Sukkot A Reminder For People Of All Faiths To Practice Joy And Gratitude-noreply

Religion On the Hebrew calendar date of the 15th of Tishri, just five days after the Jewish holiday of Yom Kippur (Day of Repentance) ends, the lesser-known holiday of Sukkot begins. Unlike the solemn and serious holiday that preceded it, Sukkot is a joyous holiday. In fact, this week-long holiday is known as Z’man Simchateinu, the Season of Our Rejoicing or the Season Of Our Joy. And the holiday’s joy represents a drastic departure from the solemnity of Yom Kippur. Yet, anyone, no matter their religious affiliation, can take advantage of the energy and intent of this holiday. Joy and gratitude represent the most powerful prayers and the most powerful ways to connect with God-and the most universal ones as well. They also provide us with the most powerful ways in which to manifest what we want and need in our lives, including a connection with God. A rabbi once taught me that the festival of Sukkot provides the "antidote to Yom Kippur." At the time when Sukkot begins, Jews have just .pleted 10 days of serious introspection.

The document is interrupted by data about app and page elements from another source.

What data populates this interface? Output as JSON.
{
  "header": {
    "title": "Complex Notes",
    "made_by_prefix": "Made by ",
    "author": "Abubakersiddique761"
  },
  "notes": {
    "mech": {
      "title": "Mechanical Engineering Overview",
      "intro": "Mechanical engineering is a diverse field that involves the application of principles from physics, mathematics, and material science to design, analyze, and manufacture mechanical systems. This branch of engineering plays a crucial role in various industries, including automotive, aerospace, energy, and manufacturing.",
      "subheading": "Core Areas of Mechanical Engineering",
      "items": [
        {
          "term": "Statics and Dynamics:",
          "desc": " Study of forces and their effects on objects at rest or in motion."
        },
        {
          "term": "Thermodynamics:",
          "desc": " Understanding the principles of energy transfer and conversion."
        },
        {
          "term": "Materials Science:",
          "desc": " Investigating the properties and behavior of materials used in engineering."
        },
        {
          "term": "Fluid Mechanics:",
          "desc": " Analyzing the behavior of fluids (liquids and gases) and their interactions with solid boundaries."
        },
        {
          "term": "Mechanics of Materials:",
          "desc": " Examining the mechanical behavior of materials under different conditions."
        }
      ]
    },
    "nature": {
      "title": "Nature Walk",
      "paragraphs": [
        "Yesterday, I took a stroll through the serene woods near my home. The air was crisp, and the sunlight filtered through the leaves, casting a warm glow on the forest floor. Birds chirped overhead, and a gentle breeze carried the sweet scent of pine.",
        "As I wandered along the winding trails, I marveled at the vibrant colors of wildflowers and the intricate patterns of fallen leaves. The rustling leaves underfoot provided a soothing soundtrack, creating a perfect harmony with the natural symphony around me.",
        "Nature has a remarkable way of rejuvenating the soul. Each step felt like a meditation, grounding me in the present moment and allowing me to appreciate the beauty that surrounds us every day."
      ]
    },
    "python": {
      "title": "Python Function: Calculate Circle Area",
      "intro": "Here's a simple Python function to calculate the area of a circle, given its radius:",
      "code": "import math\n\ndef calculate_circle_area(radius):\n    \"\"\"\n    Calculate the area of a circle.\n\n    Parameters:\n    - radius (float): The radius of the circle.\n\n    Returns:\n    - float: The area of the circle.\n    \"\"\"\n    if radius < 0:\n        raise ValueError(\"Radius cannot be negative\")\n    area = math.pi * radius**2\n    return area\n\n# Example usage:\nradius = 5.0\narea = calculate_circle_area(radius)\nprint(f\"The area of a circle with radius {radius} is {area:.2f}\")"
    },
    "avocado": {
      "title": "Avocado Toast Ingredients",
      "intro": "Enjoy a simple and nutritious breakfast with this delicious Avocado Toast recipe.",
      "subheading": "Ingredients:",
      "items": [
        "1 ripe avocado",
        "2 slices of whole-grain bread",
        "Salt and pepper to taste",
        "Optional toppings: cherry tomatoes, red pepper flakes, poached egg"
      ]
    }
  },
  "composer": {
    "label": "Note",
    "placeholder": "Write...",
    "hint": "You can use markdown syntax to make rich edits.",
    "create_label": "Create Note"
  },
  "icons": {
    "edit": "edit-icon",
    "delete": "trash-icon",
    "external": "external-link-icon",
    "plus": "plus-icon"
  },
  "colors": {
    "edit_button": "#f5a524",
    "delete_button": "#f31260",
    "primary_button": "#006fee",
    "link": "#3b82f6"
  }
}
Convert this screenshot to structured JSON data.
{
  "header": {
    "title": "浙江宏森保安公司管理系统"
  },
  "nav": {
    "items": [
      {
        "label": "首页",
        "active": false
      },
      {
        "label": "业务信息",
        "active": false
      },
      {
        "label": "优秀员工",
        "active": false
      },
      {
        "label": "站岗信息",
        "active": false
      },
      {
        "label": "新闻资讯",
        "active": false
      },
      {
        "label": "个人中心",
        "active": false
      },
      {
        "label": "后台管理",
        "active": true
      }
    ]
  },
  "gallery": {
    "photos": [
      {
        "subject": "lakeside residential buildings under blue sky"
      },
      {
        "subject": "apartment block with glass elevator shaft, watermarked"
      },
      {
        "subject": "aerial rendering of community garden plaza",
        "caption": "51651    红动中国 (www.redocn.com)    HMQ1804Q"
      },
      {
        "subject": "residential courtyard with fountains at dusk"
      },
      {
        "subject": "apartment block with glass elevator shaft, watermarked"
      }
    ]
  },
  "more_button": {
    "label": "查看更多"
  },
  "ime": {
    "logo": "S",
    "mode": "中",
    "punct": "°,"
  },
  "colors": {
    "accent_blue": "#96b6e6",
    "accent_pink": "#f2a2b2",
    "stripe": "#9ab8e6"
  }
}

They have spent many long hours on their own and in synagogue services contemplating their misdeeds from the past year and making attempt to rectify them, if possible. They have spent a whole day repenting, fasting, praying, and feeling sorry for the things they’ve done wrong. At the conclusion of this most holy day of the year, they arise hopefully inscribed for another year in the proverbial Book of Life. And then .es Sukkot, when they can celebrate being cleansed of those sins and having a new lease on life and another chance to do better, be better. At this time, Jews celebrate life itself and the joy of being alive for another year. Jews all over the world get up from their prayers and inward focus after Yom Kippur and move into the .plete physicality of building and decorating the sukkah, a temporary structure or "booth." The sukkah symbolizes the fragility of all life, which can be taken down, removed, at any moment. Much like our bodies, it offers temporary shelter, and if we take the time to look through the cracks in the roof we can see through to essence of who we are and to our connection with Source. Jews decorate these sukkot (plural for sukkah) with things that represent that which sustains all of humanity-all the goodness and abundance of the world around us, such as the harvest items. Then, inside these structures, they feast and pray by getting up and shaking ritual items in a physical celebration of life. They joyously celebrate another year of their own life as well as the life of the earth itself, the essence of physicality, and all that She gives to sustain us. Historically, Sukkot .memorates the 40-year period during which the Israelites wandered in the desert and lived in temporary structures (sukkot). During the holiday of Sukkot, Jews are .manded to live in sukkot in memory of the period of wandering after the Exodus from Egypt. Sukkot also is the last of three pilgrimage festivals mentioned in the Bible or Torah and is described as the "Feast of Tabernacles." (Some Christian religions celebrate this holiday as well.) Additionally, Sukkot is a harvest festival, sometimes referred to as Chag Ha’Asif, the "Festival of the Ingathering," or harvesting. More than all of that, Sukkot represents a time when we have acknowledge that at the moment we are alive-but we know that could change at any moment. Like the flimsy, fragile sukkah we erected, we acknowledge the impermanent nature of our lives. Yet, we celebrate another year of life. We celebrate our lives. We celebrate life in general. We celebrate a new year. We celebrate all that sustains life-the earth, the harvest, God, our connection to God. These are things to be joyous about! And there’s nothing more important than being joyous. Happiness provides us with the energy of manifesting what we want and need in our lives both spiritually and physically. Rebbe Nachman of Breslov, the great teacher whose wisdom is pertinent to all people everywhere even today, taught over and over again that at all costs we must find ways to be happy and joyous. He said this was the best way to connect with God – in fact the primary way. "Joy is not merely incidental to your spiritual quest," he taught. "It is vital." Our feelings belie our thoughts, and our thoughts are creative. When we aren’t happy, we are dwelling on some sort of negative thought-and creating it in our lives. "You are wherever your thoughts are. Make sure your thoughts are where you want to be," suggested Rebbe Nachman. We don’t want to stay in thoughts of regret. We don’t want to remain focused on the past. We don’t to find our selves living there for the next year. Sukkot moves us into the present moment. Sukkot, The Season of Our Joy and of Our Rejoicing, offers us seven days in which to practice being joyous-and grateful for all that we have right now. It allows us to move into the future by creating it with our new prayers and thoughts and intentions of gratitude and joy. Sukkot offers Jews and non-Jews alike a superb reminder of the importance of practicing happiness and joy. The holiday reminds us to feel joy, to have a spiritual practice of joyousness, and to celebrate and feel grateful for life every moment of every day. About the Author: 相关的主题文章: